One thing I’ve really always appreciated about Haskell is that all “statements” in Haskell (or at least, what would be statements in other languages) are first-class members of the language. That is, (imperative) statements are literally just normal objects (no different from numbers, or lists, or booleans) — they can be saved to variables, passed to functions, transformed using normal functions, copied, etc. Haskell doesn’t have statements — everything is an expression, representing normal data! This really opens up a whole world of possibilities for not only reasoning about your code, but also for new ways to frame ideas in contexts of parallelism, concurrency, exceptions, DSLs, and more.
To clarify, by “statement”, I mean it in the sense of a “command” from traditional imperative programming that, when control flow reaches it, executes some sort of action or modification to some state. The wikipedia article has a nice explanation.

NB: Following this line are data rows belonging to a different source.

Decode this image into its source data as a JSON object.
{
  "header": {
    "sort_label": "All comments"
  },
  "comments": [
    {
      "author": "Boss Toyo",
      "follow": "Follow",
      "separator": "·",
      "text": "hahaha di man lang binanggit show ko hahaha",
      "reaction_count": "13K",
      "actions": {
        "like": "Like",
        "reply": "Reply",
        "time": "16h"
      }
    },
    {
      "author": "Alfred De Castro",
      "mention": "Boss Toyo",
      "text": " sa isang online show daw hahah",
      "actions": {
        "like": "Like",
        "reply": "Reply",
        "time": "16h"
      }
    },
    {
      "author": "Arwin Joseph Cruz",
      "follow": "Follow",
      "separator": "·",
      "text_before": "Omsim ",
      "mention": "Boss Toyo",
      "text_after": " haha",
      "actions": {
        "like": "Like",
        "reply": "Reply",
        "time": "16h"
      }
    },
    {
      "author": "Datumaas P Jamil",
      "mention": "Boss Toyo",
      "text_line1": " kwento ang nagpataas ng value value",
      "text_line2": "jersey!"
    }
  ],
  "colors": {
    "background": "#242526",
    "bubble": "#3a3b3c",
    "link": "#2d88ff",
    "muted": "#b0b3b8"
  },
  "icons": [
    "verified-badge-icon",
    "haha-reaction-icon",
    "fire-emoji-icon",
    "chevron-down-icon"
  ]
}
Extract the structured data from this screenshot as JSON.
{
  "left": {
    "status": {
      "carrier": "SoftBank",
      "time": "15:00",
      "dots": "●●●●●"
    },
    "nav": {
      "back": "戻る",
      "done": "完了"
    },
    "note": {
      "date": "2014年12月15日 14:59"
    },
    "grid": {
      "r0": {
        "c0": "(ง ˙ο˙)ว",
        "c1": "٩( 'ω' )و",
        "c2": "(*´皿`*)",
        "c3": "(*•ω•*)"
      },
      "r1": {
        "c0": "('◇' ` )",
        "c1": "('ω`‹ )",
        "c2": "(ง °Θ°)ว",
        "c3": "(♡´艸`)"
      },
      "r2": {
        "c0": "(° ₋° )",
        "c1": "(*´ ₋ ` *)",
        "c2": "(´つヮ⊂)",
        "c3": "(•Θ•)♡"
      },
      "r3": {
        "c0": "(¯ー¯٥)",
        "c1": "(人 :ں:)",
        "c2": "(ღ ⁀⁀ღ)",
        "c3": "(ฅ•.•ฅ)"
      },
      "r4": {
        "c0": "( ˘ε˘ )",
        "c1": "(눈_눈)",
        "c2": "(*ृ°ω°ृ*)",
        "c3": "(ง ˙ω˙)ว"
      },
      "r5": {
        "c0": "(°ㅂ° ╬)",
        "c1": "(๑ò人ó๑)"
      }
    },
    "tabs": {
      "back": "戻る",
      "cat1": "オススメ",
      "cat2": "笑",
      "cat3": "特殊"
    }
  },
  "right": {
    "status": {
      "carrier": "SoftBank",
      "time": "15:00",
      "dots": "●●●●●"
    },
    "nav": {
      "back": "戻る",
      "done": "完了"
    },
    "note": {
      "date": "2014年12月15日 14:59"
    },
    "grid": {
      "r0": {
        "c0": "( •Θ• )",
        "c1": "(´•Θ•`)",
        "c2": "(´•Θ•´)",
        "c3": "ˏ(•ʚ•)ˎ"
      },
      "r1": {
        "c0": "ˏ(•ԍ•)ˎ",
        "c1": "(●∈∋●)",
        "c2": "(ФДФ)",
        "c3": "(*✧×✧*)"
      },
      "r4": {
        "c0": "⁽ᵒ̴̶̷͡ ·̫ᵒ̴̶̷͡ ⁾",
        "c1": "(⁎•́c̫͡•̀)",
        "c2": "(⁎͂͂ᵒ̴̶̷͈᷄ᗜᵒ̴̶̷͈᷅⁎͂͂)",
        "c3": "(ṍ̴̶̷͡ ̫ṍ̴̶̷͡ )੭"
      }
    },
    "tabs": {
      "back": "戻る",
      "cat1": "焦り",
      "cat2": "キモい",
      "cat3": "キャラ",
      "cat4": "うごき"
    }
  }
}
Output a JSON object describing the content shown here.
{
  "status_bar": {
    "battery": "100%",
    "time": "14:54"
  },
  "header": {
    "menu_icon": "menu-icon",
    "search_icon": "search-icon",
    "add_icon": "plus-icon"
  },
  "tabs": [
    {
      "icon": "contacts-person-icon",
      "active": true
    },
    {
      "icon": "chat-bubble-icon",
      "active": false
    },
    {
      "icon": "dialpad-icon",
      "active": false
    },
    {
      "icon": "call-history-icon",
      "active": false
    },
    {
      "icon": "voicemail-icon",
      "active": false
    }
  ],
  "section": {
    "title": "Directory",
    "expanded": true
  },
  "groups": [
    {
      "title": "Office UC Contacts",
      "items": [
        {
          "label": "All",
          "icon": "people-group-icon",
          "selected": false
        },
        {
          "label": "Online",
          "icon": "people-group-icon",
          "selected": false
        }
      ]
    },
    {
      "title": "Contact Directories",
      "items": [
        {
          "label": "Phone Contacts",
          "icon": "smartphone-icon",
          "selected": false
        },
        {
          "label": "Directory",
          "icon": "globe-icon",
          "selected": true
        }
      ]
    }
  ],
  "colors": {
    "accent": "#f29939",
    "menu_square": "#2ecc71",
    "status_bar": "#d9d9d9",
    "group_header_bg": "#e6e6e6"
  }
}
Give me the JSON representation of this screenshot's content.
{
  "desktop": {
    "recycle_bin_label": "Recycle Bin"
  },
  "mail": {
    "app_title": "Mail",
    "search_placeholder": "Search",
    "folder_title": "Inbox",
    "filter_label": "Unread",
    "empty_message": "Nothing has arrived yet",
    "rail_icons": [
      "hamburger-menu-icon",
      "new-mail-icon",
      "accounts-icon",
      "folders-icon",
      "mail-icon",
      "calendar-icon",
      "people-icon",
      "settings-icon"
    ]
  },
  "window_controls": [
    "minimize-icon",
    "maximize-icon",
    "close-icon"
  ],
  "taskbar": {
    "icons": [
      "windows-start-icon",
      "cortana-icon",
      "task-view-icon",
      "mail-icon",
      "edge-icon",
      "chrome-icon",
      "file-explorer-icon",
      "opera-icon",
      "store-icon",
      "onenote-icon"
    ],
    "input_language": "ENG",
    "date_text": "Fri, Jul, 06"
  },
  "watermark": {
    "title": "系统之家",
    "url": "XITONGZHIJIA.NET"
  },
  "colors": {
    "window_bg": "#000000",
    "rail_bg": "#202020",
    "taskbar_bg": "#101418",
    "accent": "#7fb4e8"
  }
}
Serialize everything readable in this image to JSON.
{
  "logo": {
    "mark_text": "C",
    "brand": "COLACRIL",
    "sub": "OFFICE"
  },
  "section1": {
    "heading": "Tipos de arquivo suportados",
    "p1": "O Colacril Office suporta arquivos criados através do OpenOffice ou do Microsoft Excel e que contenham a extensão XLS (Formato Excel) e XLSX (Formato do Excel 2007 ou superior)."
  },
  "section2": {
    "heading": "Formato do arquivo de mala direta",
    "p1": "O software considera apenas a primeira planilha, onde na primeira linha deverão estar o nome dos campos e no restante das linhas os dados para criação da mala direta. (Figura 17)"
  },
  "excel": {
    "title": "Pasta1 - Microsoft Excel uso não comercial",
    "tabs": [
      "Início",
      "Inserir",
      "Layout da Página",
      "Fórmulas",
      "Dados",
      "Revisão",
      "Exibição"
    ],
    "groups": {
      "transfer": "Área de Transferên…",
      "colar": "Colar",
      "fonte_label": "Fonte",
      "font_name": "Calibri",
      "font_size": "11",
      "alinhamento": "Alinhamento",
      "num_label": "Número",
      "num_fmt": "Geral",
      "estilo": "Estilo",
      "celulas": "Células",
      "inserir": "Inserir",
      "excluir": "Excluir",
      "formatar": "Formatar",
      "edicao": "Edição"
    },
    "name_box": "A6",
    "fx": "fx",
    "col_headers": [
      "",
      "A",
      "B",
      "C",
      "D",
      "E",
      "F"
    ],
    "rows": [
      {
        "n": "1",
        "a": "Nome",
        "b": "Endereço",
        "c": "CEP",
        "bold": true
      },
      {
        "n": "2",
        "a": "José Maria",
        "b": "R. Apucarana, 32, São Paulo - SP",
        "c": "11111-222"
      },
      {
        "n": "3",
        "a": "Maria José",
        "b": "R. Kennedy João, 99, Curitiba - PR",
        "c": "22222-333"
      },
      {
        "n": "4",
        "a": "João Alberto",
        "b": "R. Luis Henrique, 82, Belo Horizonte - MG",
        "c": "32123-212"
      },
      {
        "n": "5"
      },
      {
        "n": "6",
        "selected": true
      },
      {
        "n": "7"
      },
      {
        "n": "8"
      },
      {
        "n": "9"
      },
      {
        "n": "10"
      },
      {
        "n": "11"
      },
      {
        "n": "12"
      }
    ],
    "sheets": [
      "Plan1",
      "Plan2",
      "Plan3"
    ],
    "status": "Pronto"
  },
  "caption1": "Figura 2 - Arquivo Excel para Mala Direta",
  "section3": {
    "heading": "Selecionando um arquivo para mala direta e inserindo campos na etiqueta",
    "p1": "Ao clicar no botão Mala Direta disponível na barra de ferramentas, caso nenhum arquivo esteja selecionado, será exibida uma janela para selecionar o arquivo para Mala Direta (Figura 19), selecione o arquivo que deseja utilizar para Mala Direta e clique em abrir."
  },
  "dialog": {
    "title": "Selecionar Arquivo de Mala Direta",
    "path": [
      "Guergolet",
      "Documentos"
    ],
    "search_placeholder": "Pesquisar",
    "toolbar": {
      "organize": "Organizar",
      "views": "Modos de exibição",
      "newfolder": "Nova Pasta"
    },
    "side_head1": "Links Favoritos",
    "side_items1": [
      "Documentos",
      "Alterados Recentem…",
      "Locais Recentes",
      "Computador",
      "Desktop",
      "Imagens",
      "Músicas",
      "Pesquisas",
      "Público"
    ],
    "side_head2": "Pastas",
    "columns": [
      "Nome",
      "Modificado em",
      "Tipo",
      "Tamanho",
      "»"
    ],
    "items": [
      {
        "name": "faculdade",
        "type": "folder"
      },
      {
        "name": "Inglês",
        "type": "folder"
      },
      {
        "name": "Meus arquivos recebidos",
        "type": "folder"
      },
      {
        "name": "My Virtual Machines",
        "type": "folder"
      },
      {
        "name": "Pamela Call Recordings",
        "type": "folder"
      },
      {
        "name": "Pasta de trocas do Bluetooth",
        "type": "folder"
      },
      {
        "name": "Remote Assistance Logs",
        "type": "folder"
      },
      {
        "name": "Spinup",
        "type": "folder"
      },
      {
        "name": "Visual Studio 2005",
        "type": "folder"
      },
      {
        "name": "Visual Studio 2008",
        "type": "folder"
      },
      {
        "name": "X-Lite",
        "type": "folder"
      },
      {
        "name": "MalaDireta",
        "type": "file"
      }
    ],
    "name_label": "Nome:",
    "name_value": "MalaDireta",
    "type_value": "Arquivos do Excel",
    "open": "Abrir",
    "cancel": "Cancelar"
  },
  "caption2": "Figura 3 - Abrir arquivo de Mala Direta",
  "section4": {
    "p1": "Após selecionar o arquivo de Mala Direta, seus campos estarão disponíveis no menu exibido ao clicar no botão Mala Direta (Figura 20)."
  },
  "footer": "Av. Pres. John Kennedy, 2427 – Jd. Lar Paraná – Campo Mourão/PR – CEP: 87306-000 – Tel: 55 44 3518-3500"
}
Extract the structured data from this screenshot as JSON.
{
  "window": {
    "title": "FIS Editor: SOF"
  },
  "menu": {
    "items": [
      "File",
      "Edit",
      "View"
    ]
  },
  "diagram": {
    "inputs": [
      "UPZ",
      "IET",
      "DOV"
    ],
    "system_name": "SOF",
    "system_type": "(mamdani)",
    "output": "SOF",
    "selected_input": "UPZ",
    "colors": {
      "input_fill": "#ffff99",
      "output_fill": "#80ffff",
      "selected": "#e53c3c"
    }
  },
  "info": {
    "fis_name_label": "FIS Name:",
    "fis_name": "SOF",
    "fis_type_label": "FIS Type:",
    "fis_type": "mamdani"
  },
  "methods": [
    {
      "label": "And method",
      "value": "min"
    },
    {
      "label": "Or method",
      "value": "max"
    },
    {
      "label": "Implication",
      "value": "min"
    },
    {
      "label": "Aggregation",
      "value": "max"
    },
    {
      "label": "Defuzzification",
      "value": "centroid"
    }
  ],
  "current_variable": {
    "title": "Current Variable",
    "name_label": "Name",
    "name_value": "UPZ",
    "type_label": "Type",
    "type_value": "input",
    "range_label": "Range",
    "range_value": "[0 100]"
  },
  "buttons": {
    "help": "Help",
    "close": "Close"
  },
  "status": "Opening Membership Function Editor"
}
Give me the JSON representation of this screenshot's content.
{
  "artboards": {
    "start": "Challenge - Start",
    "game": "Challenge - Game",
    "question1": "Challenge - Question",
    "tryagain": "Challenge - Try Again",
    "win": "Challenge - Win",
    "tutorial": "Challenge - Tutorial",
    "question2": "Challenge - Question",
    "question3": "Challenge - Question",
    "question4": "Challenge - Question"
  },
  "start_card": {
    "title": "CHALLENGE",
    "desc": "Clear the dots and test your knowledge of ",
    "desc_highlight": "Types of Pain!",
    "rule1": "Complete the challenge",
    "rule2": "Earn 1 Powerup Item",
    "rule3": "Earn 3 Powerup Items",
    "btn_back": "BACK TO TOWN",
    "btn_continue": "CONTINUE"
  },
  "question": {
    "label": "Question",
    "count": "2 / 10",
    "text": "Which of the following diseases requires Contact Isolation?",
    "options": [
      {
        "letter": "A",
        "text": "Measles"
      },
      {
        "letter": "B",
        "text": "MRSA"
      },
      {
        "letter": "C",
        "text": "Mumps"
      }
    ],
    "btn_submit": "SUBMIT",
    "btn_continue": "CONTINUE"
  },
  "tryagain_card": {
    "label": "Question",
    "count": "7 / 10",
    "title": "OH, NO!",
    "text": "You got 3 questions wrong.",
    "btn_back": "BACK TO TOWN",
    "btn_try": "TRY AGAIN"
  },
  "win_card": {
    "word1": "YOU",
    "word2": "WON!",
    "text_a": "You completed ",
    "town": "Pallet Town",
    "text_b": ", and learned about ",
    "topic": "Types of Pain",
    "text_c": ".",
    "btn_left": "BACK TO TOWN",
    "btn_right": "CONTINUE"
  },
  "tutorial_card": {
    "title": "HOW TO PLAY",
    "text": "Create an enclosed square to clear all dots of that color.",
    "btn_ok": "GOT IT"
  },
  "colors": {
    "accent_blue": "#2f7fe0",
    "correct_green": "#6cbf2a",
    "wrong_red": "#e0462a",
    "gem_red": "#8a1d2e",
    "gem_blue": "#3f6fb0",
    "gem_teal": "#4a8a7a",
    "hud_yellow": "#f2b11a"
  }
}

Some typical statements from common imperative languages include:
int a = 4; // declaration & assignment a += 5; // modification printf("hello world"); // call return false; // exit points
In these languages, whenever control flow reaches these statements, something happens. We do not differentiate the act of evaluating these statements (figuring out what they are) from executing these statements. Something just happens when you see an assignment.
It is clear that in these languages, something about these statements are magical or a special part of the language. They are wholly different than, say, an integer, or a boolean. They aren’t normal “objects” or “data” in your system.
Even if your programming languages have first-class functions,
printf might be a first-class value, but the call of it (usually indicated with parentheses, like
printf()) is definitely something…different altogether. You can simulate this in languages by creating a sub-language inside the language, but you’re always going to have an interplay between the two. There will always be the dichotomy between statements and data.